Provided material
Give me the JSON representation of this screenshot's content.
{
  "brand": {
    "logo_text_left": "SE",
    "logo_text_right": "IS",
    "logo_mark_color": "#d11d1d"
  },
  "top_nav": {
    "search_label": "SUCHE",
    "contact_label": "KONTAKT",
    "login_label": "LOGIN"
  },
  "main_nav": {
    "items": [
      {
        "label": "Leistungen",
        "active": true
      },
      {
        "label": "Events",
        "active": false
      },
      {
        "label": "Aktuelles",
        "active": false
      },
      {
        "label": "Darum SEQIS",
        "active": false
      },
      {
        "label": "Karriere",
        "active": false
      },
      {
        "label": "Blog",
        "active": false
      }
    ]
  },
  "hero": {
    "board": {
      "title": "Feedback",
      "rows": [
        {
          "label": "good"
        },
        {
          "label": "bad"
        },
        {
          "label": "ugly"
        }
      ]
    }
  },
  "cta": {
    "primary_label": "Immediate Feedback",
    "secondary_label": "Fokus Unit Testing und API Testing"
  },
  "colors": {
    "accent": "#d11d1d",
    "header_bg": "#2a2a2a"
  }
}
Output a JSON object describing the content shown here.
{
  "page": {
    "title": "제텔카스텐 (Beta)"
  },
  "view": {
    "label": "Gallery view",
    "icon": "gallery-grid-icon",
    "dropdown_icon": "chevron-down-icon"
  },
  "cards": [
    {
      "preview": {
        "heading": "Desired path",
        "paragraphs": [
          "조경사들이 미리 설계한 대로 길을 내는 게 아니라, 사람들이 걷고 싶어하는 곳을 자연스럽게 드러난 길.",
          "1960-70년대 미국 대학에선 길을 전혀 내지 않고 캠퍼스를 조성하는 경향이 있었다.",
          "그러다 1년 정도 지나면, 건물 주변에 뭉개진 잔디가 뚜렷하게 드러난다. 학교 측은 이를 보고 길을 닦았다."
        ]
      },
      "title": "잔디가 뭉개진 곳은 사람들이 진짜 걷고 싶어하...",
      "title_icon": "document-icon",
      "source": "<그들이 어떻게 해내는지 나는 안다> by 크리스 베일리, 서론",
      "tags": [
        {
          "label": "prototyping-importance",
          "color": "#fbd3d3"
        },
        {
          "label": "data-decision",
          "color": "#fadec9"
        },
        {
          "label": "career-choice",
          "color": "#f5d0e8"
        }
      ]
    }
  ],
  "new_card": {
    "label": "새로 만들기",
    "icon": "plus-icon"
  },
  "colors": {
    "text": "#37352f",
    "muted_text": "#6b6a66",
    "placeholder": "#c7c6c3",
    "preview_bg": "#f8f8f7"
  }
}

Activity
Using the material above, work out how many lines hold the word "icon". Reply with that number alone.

Answer for this exercise
4